TASK INSTRUCTIONS: The response should contain only those lines of the entries below that include the string "date".

STORED DATA:
◆ ◆ ◆ ◆ ◆ ◆ ◆
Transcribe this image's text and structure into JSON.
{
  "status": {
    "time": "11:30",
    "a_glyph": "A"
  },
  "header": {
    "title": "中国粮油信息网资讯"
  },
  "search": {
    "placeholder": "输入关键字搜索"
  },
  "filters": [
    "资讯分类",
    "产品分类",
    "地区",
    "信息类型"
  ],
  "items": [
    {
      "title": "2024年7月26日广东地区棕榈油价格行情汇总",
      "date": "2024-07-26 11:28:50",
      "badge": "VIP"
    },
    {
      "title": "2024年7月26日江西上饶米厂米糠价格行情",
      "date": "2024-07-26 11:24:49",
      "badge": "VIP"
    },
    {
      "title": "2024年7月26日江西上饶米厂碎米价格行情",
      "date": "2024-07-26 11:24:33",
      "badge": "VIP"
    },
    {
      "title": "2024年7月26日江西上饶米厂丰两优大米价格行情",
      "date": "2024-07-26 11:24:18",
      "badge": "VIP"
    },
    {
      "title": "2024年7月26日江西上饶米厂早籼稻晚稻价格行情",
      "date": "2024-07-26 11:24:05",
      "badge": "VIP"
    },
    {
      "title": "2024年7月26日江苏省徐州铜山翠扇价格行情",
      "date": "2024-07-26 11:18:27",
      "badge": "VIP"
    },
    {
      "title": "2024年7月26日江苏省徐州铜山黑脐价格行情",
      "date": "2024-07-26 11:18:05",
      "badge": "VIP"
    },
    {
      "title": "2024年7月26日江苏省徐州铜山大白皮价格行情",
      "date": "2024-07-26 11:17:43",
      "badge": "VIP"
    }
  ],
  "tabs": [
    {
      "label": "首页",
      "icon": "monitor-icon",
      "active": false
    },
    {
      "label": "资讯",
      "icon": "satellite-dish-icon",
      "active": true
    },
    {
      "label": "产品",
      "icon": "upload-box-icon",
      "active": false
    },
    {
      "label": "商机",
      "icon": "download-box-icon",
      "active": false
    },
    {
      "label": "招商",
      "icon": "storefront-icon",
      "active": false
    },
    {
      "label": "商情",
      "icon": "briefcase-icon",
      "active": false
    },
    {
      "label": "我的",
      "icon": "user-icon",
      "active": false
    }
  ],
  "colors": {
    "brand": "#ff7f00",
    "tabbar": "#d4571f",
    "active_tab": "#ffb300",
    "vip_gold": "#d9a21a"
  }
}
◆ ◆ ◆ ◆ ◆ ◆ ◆
TASK ANSWER:
      "date": "2024-07-26 11:28:50",
      "date": "2024-07-26 11:24:49",
      "date": "2024-07-26 11:24:33",
      "date": "2024-07-26 11:24:18",
      "date": "2024-07-26 11:24:05",
      "date": "2024-07-26 11:18:27",
      "date": "2024-07-26 11:18:05",
      "date": "2024-07-26 11:17:43",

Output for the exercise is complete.